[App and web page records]
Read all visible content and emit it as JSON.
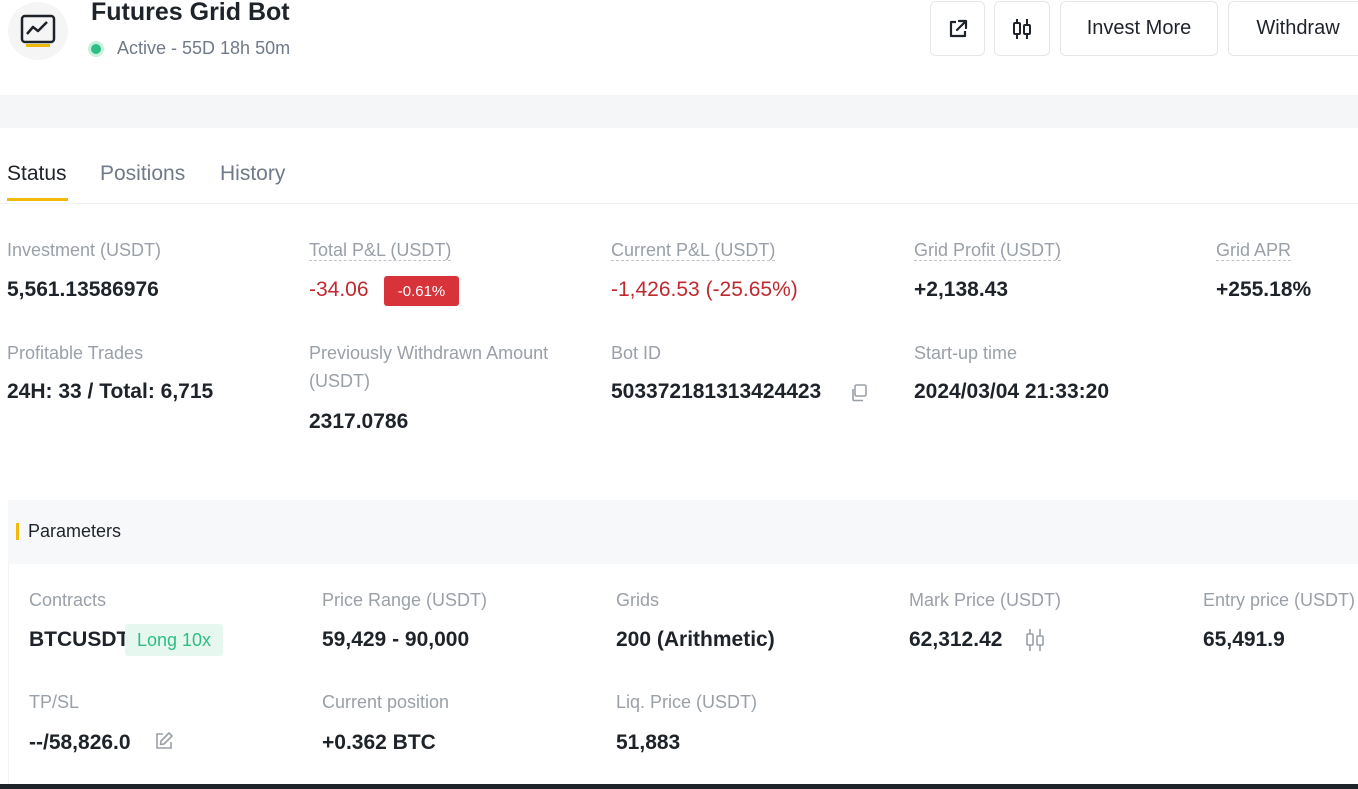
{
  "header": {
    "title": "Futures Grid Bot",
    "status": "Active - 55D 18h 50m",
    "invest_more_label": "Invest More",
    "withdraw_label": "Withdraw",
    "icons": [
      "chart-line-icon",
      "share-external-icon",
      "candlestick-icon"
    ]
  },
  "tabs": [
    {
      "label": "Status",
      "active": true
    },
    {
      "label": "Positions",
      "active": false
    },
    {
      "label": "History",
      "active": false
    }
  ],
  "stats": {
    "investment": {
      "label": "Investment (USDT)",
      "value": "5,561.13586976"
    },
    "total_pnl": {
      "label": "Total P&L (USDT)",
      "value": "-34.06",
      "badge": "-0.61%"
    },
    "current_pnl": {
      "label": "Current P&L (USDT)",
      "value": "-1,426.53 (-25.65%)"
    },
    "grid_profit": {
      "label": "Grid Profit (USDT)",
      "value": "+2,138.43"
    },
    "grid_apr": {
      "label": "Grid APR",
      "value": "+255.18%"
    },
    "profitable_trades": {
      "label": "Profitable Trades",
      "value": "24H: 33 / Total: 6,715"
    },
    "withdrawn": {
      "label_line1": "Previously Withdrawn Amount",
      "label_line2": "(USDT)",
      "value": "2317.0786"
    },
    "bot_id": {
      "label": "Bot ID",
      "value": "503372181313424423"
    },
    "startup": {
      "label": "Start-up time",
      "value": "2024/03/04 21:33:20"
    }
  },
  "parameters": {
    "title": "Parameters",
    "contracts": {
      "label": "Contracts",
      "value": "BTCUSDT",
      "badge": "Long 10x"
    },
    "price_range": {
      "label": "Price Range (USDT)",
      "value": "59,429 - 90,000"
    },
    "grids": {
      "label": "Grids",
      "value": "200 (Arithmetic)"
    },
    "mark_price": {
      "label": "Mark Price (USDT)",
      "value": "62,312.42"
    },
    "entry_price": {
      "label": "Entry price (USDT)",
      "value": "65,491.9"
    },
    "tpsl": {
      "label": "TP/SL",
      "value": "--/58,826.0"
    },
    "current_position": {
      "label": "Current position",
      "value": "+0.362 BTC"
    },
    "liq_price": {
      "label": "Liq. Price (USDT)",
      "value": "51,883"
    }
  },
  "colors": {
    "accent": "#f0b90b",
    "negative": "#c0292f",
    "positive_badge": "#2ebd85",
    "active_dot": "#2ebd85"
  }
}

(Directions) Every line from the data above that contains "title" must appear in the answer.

(Answer to this problem)
    "title": "Futures Grid Bot",
    "title": "Parameters",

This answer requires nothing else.